## Exercise details
Search term "Apply": work out how many lines of the data below contain it, and answer with that number alone.

[Stored dataset items]
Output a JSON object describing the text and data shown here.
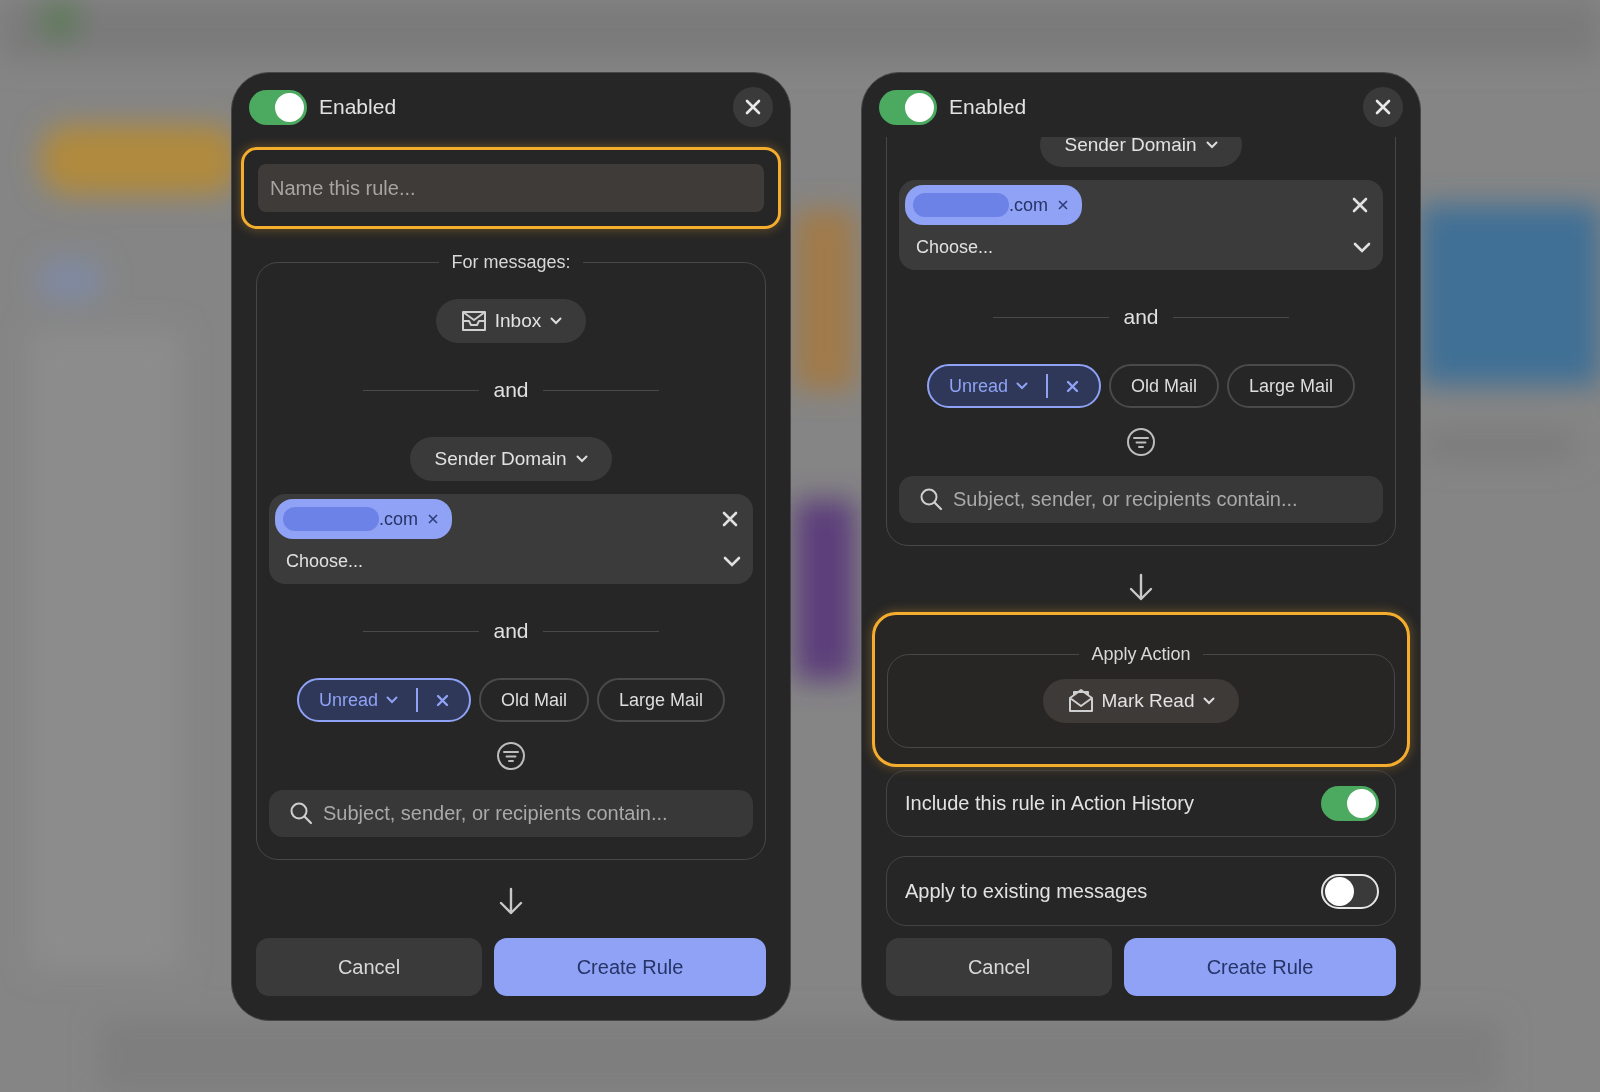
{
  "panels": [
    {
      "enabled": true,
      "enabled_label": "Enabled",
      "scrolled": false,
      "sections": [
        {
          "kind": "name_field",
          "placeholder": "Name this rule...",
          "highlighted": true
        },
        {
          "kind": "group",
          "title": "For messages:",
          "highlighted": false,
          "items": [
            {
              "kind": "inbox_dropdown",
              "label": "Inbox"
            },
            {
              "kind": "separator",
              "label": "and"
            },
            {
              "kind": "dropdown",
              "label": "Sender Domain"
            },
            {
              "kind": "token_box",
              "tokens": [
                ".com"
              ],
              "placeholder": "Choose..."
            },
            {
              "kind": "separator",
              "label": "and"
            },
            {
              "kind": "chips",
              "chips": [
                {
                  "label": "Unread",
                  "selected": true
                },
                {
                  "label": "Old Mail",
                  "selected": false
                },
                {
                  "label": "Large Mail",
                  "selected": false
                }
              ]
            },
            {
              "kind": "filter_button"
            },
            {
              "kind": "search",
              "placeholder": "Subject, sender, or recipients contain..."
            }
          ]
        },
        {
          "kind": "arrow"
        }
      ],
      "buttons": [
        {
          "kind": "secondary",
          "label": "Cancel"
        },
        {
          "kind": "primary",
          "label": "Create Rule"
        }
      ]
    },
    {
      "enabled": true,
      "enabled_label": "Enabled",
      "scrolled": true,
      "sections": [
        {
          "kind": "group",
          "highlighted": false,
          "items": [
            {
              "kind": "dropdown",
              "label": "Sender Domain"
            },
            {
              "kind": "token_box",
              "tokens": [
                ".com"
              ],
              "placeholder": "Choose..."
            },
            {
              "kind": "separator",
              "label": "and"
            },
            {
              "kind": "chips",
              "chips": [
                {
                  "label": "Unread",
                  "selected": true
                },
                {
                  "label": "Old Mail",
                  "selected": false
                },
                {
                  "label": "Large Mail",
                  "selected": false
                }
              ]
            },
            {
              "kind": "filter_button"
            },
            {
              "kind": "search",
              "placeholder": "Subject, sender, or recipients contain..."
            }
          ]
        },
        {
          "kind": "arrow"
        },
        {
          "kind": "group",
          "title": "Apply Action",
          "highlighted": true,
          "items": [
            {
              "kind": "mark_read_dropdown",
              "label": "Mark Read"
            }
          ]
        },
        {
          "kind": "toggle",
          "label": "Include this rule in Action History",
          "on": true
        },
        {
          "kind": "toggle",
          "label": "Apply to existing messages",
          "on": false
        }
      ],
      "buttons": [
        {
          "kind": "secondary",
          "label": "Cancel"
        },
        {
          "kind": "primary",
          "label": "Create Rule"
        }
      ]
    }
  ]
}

## Result
2